Leading Newcastle University Professors Allyson Pollock and Sally Shortall also feature on the autumn programme. Professor Pollock, who made headlines recently arguing that rugby tackling and scrums should be banned in schools, will be speaking about the need for an NHS bill to reinstate the National Health Service (12 October), while Duke of Northumberland Professor of Rural Economy, Sally Shortall, will discuss the role of families in European farming practice (16 November).
A lecture by Charmian Brinson, retired Professor of German at Imperial College London (28 November) coincides with the re-opening of Newcastle University’s refurbished Hatton Gallery. The talk tells the story of the so-called ‘artists’ camp’ of enemy aliens imprisoned on the Isle of Man during World War II. Inmates included the celebrated Da-da artist, Kurt Schwitters, whose famous Merz Barn Wall occupies a dedicated gallery in the Hatton.
Newcastle University's Insights programme of free public lectures has been running for over 50 years and is widely regarded as the most prolific lecture series outside London. The programme regularly attracts high-profile speakers to deliver talks on a large variety of topics, from politics, economics and health to history, arts and music.
Co-chair of Public Lectures, Professor Eileen Kaner, said: “I am tremendously excited to be chairing the forthcoming Insights series.
“We aim to offer a programme that caters for as wide a range of interests as possible, so that there really is something for everyone, and I think this programme certainly does that.”
The Insights partner programme of free concerts, Live in King’s Hall, also kicks off this week with a performance by The Schulhoff Trio (1.10pm, Thursday 5 October). The new programme also features The Prince Regent’s Band (10 November) marking the centenary of the Russian Revolution, while regular favourites, The Cornshed Sisters, return on 30 November. The Tyneside-based band who weave together pop, folk, ballad and protest music in their own distinctive style are due to release their second album, Honey and Tar, on 3 November.
For further details about the Insights Programme, please visit www.ncl.ac.uk/events/public-lectures
Lectures generally take place on Tuesday and Thursday evenings in the Curtis Auditorium, Herschel Building, Newcastle University, beginning at 5.30pm.
Live in the King’s Hall concerts take place on Thursdays at 1.10pm. See www.ncl.ac.uk/events/kings-hall for details
Writing for The Conversation, Dr Tracy Scurry and colleagues discuss whether there are differences in the treatment of mothers and fathers' careers.
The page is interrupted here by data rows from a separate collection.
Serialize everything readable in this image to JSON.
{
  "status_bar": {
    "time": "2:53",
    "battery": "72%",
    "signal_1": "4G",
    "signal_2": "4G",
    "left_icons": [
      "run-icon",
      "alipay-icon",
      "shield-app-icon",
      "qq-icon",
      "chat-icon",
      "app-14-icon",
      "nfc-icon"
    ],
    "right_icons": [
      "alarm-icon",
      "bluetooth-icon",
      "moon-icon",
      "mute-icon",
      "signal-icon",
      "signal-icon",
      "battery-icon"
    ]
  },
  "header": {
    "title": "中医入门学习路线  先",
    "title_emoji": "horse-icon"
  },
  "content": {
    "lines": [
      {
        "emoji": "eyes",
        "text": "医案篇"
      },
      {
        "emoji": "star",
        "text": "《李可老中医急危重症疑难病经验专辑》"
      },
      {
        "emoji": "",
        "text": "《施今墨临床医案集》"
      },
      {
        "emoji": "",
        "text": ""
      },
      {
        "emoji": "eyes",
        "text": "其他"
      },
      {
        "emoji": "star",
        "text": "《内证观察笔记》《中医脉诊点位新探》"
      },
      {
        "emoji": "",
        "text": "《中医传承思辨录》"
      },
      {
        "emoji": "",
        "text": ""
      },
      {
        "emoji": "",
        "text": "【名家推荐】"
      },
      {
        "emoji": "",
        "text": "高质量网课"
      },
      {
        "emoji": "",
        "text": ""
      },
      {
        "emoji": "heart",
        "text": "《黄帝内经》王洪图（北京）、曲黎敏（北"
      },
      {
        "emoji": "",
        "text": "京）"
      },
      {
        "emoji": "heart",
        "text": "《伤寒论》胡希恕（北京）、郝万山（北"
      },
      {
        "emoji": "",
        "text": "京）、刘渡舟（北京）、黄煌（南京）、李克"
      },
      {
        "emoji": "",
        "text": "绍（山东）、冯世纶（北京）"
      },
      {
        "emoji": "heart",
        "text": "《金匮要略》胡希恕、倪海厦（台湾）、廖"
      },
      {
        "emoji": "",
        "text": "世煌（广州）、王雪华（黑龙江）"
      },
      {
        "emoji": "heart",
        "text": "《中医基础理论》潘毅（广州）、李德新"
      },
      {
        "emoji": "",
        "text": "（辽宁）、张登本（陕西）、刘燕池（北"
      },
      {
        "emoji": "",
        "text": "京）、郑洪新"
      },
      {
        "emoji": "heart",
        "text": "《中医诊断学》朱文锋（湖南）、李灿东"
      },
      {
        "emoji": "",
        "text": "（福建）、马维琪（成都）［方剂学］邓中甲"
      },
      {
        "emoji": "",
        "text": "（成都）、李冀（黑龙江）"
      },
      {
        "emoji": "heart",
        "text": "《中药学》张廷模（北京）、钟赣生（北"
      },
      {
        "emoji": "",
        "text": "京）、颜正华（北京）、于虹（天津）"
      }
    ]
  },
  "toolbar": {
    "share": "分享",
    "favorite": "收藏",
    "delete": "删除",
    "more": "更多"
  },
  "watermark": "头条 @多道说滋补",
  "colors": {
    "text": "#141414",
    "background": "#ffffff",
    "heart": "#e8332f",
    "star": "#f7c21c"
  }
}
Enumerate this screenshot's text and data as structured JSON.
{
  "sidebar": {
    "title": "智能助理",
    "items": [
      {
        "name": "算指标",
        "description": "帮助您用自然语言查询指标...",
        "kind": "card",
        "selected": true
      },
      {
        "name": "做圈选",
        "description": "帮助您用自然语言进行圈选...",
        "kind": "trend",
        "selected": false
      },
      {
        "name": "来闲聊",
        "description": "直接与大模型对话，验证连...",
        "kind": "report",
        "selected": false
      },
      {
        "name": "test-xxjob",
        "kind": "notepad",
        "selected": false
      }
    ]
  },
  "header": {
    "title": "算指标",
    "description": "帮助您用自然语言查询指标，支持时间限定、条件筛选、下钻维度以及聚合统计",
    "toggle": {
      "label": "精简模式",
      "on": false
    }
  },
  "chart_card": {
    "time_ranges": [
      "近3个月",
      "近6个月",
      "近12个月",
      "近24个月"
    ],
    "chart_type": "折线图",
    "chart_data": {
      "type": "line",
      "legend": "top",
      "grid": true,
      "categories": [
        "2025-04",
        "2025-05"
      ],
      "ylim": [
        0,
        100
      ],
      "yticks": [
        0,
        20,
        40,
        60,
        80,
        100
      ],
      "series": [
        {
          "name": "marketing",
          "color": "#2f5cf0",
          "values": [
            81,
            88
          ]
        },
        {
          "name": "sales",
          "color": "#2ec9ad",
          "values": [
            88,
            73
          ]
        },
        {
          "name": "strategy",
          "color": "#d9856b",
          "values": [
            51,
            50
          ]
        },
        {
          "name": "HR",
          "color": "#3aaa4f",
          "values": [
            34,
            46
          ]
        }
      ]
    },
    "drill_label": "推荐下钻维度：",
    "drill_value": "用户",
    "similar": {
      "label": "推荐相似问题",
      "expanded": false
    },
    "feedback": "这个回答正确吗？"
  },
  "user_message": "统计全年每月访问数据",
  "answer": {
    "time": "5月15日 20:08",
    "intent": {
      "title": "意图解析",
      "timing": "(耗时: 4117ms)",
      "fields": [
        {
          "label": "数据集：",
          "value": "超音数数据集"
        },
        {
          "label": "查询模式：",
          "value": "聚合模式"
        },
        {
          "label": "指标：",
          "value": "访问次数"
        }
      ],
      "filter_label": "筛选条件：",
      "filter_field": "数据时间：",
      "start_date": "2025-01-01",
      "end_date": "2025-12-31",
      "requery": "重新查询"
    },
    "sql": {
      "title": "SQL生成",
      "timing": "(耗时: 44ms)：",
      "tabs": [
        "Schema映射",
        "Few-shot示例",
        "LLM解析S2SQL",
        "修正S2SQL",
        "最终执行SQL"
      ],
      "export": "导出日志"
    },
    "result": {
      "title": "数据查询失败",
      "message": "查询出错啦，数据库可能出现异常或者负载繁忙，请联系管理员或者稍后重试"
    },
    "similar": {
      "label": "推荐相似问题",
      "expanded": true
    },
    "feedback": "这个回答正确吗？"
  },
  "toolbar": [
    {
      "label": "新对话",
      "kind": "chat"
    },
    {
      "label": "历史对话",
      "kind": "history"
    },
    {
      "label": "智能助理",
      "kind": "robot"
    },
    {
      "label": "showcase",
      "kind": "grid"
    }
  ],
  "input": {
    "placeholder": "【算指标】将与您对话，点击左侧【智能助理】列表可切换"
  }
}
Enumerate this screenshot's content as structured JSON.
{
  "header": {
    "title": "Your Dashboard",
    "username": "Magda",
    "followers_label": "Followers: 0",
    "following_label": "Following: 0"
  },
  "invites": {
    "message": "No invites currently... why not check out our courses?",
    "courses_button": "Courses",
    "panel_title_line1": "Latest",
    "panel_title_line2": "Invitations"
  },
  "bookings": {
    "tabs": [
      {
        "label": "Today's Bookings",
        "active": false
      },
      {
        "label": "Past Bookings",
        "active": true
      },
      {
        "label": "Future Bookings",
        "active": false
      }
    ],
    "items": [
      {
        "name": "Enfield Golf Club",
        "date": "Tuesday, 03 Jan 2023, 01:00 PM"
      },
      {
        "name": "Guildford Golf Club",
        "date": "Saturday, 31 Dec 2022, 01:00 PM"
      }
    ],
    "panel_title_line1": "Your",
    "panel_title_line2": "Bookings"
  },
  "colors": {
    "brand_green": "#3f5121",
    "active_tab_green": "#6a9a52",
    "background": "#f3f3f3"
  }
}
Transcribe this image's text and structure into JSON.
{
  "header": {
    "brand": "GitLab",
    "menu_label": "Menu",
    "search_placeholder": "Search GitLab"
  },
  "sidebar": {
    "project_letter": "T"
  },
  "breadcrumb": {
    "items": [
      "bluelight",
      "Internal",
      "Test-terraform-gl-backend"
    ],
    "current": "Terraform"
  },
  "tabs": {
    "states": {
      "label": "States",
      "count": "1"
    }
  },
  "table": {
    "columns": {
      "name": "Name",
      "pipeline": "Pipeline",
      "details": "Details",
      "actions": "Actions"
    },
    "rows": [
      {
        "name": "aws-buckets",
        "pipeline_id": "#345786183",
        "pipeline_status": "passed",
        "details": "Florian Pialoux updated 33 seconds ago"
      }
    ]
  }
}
published on: 18 October 2018
The effect on young people of male stereotypes and their perceptions of masculinity will be the focus of a special exhibition later this month.
published on: 18 October 2018